As I have mentioned previously, I have started working on a media server, which seems to have morphed into more of an UPnP/DLNA explorer. I guess that is fine, I've learned a lot, even have exploratory code. ;) I find I need a different UI, sure watching messages appear in a console or a REPL is okay to a point, but I need something a little, well, friendlier. I'm thinking maybe a web front end. I start thinking exactly how to go about doing such a thing. Surely this shouldn't be hard. Many have done this before. As I start thinking about this, I quickly remember Jamie Zawinski's quote which I will paraphrase as: Some people when building an application, think, "I know, I'll add a web front end." Now they have two problems. When I first started down this road, I was just intending to write a minimal mediaserver so that I could organize my media files on my fileserver like I wanted and have all the devices in my house that can stream media find it. All the devices already have a UI that interact with mediaservers so I figured I wouldn't really need a UI. I seem not to be smart enough to write a mediaserver straight from the specs, although if I actually knew how to interact with SOAP apis, I probably could have pulled this off.

Now that my mediaserver has morphed into an UPnP/DNLA explorer... Well, what good is an explorer type application without a useful UI?

So now I have to learn how to build a web front end1, or rather architect and application that supports a web front end. I'm thinking if the backend supports a RESTful (or rest-ish, at least) APIs, the front and back ends can be developed independently.

Think about designing a web front end is very foreign to me. UI/UX design is very foreign to me. I've decided that I want a grid layout, and should use one of the CSS frameworks2. Foundation and bootstrap seem to be popular and do what I want, or rather according to the documentation, they will do what I think I want. The latter being a very different statement from the former.

So now I have to sort out how to put this together in guile. I've not been able to fund much prior work, which is rather unfortunate. Perhaps I have opportunity to set direction, instead of just follow. I think one reason is the guile has just recently got a web server, but I'm just guessing. I did actually find a web framework, GNU Artanis, but I don't particularly like to the way it is structured and it seems rather opinionated. I also found a few projects guile-web, forward, and guile-websocket trying to do web things in guile. Not sure those actually fit my use case, but I have gleaned some ideas. I've also created a code repository.
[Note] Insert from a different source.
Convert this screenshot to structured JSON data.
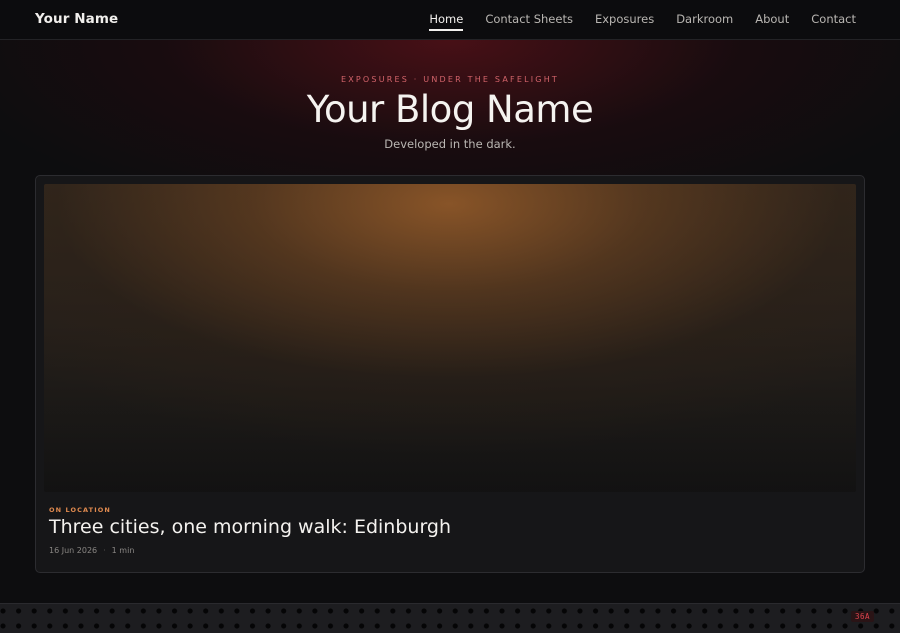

  1. Well, I guess it doesn't have to be web, it could be curses or GTK, but this is 2018 and most devices (at least that can stream media) have a web client. ↩

  2. I have a problem. I know, I'll use a CSS framework. Now I have two problems, and a recursive blog post.  ↩